From Harford County government:
County Executive Bob Cassilly issued the following statement today opposing Bill 24-001, which would allow freestanding accessory dwelling units in all residential areas of Harford County. The legislation was introduced on January 2 by County Councilman Aaron Penman (District B – Fallston).
“I strongly oppose Bill 24-001, which allows freestanding accessory dwelling units (ADUs) in all residential areas. This bill would result in a massive increase in the density of housing in all areas of the county, negatively impacting the quality of life in existing communities, reducing property values, undermining effective zoning, and overcrowding schools.
ADUs are currently allowed in Harford County but must be within or attached to an existing single-family home and occupied by a relative of the homeowner. They are allowed for the purpose of placing aged or disabled family members in a separate suite within the family home.
The intent of Bill 24-001 is to remove all the current restrictions on ADUs. The bill allows for construction of a flood of new, free standing rental houses into existing, well-established neighborhoods without regard for the negative impacts on neighboring properties, communities, or county resources.
These new residences could double existing housing densities as they consume existing lawns with freestanding units occupied by renters with no family ties to the primary residence, leading to potential noise disturbances and reduced privacy for area residents.
The bill makes responsible planning nearly impossible. Schools, water & sewer services, electric utilities, and other systems would be strained by an influx of unplanned residences. In areas with on-street parking, existing homeowners would compete with ADU residents for limited spots. Roads could become less passable for residents, emergency vehicles, and snowplows.
Potential overcrowding decreases the desirability of neighborhoods, leading to a decline in home values. ADUs rented out for short periods would likely attract residents with no connection to the community.

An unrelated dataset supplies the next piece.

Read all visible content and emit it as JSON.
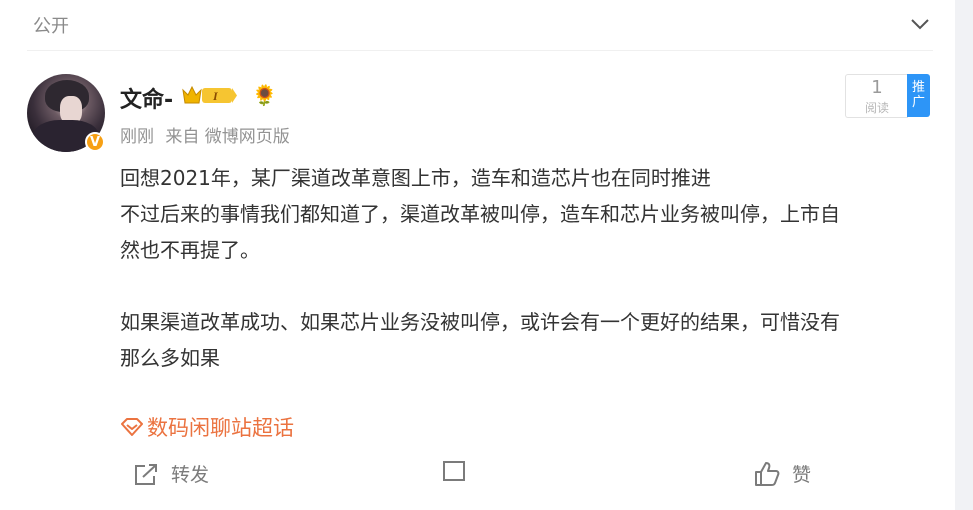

Harford County would be ill-served by Bill 24-001 and I urge council members to reject this ill-conceived legislation.”